[Extracted data entries]

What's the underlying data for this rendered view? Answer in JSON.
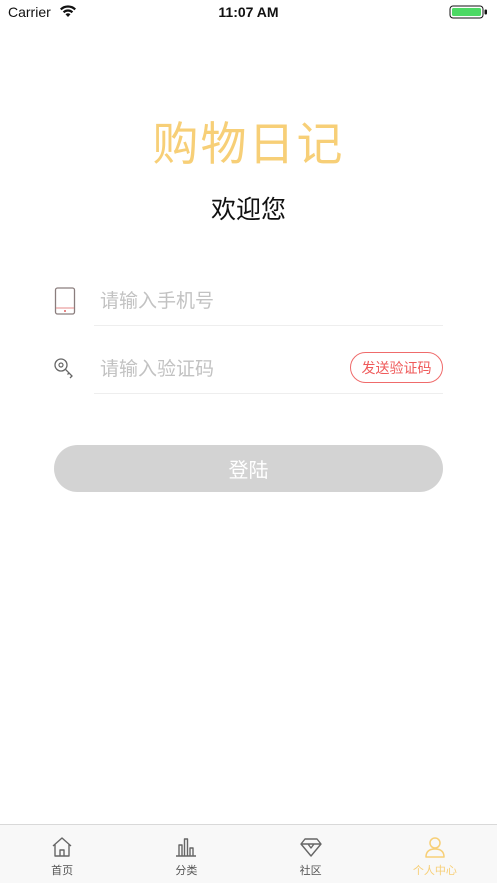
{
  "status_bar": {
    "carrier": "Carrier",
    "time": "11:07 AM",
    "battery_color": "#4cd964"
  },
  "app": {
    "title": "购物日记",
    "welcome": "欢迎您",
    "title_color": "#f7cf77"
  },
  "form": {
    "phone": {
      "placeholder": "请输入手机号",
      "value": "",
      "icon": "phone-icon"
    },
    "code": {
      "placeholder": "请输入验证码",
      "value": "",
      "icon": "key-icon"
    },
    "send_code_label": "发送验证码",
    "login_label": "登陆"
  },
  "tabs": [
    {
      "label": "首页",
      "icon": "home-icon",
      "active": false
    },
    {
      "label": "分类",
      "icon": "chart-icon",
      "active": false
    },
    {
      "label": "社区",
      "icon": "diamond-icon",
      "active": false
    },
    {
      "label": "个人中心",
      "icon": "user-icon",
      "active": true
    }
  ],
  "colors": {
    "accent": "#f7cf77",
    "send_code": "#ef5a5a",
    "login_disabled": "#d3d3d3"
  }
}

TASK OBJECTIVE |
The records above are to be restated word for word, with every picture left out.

PROBLEM SOLUTION |
What's the underlying data for this rendered view? Answer in JSON.
{
  "status_bar": {
    "carrier": "Carrier",
    "time": "11:07 AM",
    "battery_color": "#4cd964"
  },
  "app": {
    "title": "购物日记",
    "welcome": "欢迎您",
    "title_color": "#f7cf77"
  },
  "form": {
    "phone": {
      "placeholder": "请输入手机号",
      "value": "",
      "icon": "phone-icon"
    },
    "code": {
      "placeholder": "请输入验证码",
      "value": "",
      "icon": "key-icon"
    },
    "send_code_label": "发送验证码",
    "login_label": "登陆"
  },
  "tabs": [
    {
      "label": "首页",
      "icon": "home-icon",
      "active": false
    },
    {
      "label": "分类",
      "icon": "chart-icon",
      "active": false
    },
    {
      "label": "社区",
      "icon": "diamond-icon",
      "active": false
    },
    {
      "label": "个人中心",
      "icon": "user-icon",
      "active": true
    }
  ],
  "colors": {
    "accent": "#f7cf77",
    "send_code": "#ef5a5a",
    "login_disabled": "#d3d3d3"
  }
}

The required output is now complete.